In the poem, Dante’s ideal woman Beatrice guides him through heaven. In the game, Dante is married to Beatrice. The demo that we reviewed opens in the year 1191 with Dante fighting in the third crusade. At one point he is stabbed in the back and a creature who looks like the Grim Reaper comes to lay claim to his soul. Dante is surprised that he would have to go to hell when the Bishop had promised that all those who fought in the Crusade would be absolved of their sins. Dante decides that he is not going to go out without a fight and the player must then battle Death at which point Dante defeats Death and takes Death’s scythe as a weapon.
Moving forward, Dante returns home to Florence hoping to live out the rest of his days in peace with his wife, only to come home and discover that his wife has been murdered. Her spirit then hovers over her body in which we briefly see her comment to Dante that she knew he would come, but then Lucifer aka Satan comes and steals her spirit away. Thus begins the real adventure of the game in which Dante must traverse the Nine Circles of Hell in order to defeat Lucifer and save his wife Beatrice.
What Parents Need to Know
Dante’s Inferno is played from a third person point of view. Dante has two primary weapons. First is the Scythe he stole from Death. Dante will swing this around and slash his enemies with it. Second is a Holy Cross that Dante can use to shoot what appears to be a beam of holy light at his enemies.
When fighting enemies, blood will often times splatter but bodies will quickly disappear after being defeated. There were some cut-scenes, however, that showed mutilated bodies strewn about.
The ESRB did not make any notes on the game box about bad language in Dante’s Inferno. During our time with the demo we only encountered the proper use of the word damnation.
When Dante encounters the dead body of his wife Beatrice, one of her breasts is fully exposed. Also, every time Dante encountered his wife’s spirit in the demo she was fully nude. Her lower parts were covered by the camera angle or some smoke, but her breasts were fully exposed. There is also an animated cut-scene where Dante and his wife are embracing in the nude and her breasts can be seen.
The majority of the game takes place in hell with Dante fighting demonic creatures and the spirits of the dead.
Dante has the ability with a certain move to “Punish or Absolve” certain enemies. Punishing them kills them and absolving them saves their soul with his Holy Cross weapon.
I have to give credit to the developer’s of Dante’s Inferno for the creativity in which they made a game out of the source material.

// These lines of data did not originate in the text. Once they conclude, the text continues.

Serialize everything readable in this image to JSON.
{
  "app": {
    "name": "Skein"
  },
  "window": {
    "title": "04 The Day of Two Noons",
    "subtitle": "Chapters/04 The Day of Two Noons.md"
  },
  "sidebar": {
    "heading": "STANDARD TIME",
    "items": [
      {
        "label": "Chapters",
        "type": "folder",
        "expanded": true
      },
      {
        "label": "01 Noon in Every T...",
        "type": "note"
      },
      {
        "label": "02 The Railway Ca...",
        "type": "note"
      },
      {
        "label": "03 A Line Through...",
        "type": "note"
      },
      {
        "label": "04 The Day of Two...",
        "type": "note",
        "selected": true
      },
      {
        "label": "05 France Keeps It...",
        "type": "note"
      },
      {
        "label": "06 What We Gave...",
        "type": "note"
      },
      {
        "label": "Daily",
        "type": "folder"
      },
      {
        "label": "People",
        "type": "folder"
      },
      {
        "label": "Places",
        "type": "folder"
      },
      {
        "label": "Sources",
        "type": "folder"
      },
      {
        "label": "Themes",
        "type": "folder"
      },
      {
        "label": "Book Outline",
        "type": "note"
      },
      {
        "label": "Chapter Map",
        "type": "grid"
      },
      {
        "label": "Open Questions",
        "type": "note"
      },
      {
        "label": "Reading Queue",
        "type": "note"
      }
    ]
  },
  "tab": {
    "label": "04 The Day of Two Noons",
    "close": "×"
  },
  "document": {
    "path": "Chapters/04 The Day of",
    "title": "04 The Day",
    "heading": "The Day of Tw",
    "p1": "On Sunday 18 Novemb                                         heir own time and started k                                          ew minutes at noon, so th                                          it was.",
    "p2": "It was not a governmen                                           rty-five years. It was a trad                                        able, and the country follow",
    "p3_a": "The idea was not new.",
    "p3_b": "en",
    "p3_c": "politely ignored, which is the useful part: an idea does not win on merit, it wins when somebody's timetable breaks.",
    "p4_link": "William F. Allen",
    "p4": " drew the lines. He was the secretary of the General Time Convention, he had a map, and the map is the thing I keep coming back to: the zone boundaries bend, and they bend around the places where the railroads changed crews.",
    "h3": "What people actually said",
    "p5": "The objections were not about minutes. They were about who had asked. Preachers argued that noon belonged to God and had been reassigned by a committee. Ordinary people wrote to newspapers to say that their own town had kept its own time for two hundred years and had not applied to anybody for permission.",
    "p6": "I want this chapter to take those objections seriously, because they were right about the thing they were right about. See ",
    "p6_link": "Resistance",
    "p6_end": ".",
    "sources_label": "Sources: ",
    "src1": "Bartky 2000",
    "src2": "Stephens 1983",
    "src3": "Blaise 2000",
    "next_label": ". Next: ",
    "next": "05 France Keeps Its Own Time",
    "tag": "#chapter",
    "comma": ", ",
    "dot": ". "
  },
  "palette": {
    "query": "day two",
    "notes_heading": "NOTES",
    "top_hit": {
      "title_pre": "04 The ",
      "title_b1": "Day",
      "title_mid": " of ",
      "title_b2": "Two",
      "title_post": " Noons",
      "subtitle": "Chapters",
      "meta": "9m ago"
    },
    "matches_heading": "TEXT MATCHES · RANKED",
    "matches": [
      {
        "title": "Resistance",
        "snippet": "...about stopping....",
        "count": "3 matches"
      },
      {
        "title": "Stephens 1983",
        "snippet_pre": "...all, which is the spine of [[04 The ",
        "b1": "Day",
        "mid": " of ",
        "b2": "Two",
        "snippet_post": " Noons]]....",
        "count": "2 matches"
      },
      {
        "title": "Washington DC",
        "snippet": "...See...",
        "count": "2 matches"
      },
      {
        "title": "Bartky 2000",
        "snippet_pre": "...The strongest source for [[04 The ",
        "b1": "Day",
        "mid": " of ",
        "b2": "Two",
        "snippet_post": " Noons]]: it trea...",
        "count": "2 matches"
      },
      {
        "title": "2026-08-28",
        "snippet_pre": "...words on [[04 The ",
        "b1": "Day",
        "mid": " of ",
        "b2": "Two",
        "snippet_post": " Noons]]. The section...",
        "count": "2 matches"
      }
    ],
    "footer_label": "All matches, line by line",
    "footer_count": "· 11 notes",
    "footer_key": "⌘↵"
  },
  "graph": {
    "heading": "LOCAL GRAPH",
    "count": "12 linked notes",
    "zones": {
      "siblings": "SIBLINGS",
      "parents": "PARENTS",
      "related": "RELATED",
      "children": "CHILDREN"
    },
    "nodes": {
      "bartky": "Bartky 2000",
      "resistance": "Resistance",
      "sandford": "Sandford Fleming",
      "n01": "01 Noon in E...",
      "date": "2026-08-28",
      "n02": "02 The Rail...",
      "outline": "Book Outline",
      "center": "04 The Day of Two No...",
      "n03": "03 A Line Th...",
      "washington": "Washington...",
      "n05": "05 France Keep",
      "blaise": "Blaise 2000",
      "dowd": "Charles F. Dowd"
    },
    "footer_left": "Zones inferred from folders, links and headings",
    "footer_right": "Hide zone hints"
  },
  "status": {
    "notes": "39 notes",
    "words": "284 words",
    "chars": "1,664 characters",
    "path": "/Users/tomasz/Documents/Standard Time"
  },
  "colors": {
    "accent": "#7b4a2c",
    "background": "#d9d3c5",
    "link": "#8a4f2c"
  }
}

The game, however, is very dark and due to the content listed above, I would not recommend Dante’s Inferno for children. Dante’s Inferno is rated M for good reason and parents should keep the above mentioned content in mind when deciding if this game is right for their family or not.